As the company that invented the world’s first waterproof watch, Rolex has always been a leader in building watches that can survive in aquatic conditions. However, during the late 1960’s, deep-sea experiments called for a different kind of watch – one that could withstand the extreme pressures of saturation diving. From this initial need, Rolex reinvented the dive watch and created the first Rolex Sea-Dweller.
Rolex and COMEX
The French deep-sea diving company, COMEX was among the first to experiment with saturation diving – a method of diving in which helium replaces nitrogen in the air, allowing divers to work at much greater depths and for extended periods of time without the need to resurface. The numerous hours (or days) spent in pressurized chambers would force helium molecules inside the divers’ watches, and during decompression, the trapped helium would expand, causing the crystals to pop clean off their watches.
The solution to Rolex’s pressurization problem came in the form of a helium gas escape valve on the Sea-Dweller. These valves allowed trapped helium molecules to exit freely, without generating pressure inside the watch. The first ever helium escape valves appeared on standard reference 5513 Submariners that were prototypes made specifically for COMEX. These Submariners received 5514 reference numbers and were never released to the public.
Experimentation with these modified Submariners led Rolex to create the Sea-Dweller, tripling their previous depth rating. The first ever Rolex Sea-Dwellers were modified Submariners, and they did not feature helium gas escape valves. It is believed that 30 such watches were created, although few remain as many failed at some point or another during saturation dive testing.
Rolex Sea-Dweller 1665
Two different versions of the reference 1665 Sea-Dweller were released – not including the 12 prototype “Single Red” Sea-Dweller (SRSD) watches that were used for testing purposes or given as awards to select individuals. When it first made its debut, the Sea-Dweller 1665 received a dial that had the words “SEA-DWELLER” and “SUBMARINER 2000” printed in red ink (hence their “Double Red” Sea-Dweller or “DRSD” nickname), while later examples of the reference 1665 adopted dials with all-white text, and abandoned the “SUBMARINER 2000” branding entirely, leading to their “Great White” nickname.
Additionally, when the very first batch of Sea-Dweller watches were made, Rolex had filed for, but had not yet received the patent for the helium escape valve. Consequently, these early Sea-Dweller watches have the words, ‘ROLEX OYSTER GAS ESCAPE VALVE (PATENT PENDING)’ engraved on their casebacks, which was later replaced by “ROLEX PATENT OYSTER GAS ESCAPE VALVE” on all later versions of the reference 1665. Since only a handful of these early “Patent Pending” Sea-Dweller watches were ever produced and they represent the very start of the Sea-Dweller collection, they are now incredibly valuable and highly sough-after by collectors.

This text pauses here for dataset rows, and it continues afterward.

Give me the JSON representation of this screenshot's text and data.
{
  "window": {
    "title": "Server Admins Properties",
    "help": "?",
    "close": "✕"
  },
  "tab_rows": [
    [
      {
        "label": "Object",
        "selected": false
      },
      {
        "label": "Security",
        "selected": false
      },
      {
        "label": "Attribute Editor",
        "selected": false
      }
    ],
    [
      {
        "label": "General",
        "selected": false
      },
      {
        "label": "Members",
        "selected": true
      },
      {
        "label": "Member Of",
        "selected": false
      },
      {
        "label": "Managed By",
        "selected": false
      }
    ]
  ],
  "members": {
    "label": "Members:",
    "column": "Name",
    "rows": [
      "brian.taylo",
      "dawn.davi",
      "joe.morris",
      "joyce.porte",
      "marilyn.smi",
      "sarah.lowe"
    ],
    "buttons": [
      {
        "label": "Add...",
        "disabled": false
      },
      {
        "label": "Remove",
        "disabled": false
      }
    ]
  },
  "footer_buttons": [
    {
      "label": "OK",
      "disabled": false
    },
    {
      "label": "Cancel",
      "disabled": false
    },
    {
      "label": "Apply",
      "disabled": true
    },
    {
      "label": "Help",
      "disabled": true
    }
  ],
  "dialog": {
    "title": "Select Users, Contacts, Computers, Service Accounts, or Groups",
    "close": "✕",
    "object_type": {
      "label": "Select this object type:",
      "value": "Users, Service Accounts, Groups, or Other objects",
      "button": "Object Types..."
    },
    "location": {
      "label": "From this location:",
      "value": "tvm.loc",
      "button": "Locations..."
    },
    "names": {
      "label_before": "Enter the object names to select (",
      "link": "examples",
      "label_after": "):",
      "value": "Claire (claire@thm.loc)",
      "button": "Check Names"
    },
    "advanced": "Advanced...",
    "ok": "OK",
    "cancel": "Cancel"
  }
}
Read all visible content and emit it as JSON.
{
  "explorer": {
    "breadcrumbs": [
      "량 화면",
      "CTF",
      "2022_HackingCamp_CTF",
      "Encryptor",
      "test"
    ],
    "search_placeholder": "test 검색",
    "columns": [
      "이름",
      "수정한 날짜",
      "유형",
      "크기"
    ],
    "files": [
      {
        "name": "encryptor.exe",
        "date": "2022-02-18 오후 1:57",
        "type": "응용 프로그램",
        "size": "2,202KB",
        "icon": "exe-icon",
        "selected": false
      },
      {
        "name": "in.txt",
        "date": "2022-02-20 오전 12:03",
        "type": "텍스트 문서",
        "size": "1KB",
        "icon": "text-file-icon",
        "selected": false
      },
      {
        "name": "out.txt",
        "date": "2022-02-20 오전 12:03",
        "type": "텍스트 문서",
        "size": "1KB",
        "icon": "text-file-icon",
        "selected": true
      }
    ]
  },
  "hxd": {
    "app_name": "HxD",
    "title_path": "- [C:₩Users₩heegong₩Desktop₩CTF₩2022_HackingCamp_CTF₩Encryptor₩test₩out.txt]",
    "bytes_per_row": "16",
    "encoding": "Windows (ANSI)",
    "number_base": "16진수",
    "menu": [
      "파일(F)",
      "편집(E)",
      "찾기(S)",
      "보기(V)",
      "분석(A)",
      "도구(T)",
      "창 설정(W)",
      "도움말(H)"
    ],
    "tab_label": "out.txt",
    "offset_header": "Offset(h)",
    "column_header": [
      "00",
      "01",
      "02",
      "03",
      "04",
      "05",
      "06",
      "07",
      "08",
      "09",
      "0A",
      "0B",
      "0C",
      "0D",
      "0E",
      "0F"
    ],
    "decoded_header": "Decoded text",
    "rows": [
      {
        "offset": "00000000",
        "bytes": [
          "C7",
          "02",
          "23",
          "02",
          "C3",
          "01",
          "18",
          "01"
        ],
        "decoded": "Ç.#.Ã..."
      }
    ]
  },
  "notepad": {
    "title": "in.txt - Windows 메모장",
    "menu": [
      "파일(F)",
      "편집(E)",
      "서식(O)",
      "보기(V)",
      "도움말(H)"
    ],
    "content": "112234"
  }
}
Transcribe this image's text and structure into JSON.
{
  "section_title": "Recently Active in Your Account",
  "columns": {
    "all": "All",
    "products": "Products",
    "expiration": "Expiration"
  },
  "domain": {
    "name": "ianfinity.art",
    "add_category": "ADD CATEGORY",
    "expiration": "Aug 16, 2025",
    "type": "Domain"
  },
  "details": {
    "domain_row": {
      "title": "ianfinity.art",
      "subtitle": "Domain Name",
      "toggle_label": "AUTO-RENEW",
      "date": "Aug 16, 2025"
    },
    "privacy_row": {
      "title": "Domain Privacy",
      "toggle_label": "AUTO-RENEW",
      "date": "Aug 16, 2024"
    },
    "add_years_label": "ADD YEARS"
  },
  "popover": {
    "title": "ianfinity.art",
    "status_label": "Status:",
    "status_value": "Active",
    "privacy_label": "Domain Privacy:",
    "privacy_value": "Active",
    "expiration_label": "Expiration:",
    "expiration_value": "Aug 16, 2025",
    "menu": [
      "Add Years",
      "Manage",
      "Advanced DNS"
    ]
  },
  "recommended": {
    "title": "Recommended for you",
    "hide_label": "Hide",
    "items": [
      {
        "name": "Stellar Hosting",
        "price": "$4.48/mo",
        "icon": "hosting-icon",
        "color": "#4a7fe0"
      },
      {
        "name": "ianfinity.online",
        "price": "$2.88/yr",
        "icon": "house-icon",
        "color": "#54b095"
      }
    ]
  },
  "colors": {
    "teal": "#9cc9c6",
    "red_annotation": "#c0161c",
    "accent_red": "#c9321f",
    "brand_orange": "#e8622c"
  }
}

The reference 1665 Sea-Dweller is significant to Rolex’s history because it represents the brand’s ongoing pledge to produce high-quality timepieces that excel in extreme conditions. As soon as advances in diving technology created the need for a new kind of dive watch, Rolex was there to fill that need with a watch that surpassed every necessary specification. While the practical use of mechanical watches has been all but eliminated from modern scuba diving – let alone are professional saturation divers still relying on mechanical timepieces – the Rolex Sea-Dweller remains a mainstay the brand’s catalog, and Rolex even released a luxurious two-tone version in stainless steel and 18k gold earlier this year at Baselworld 2019.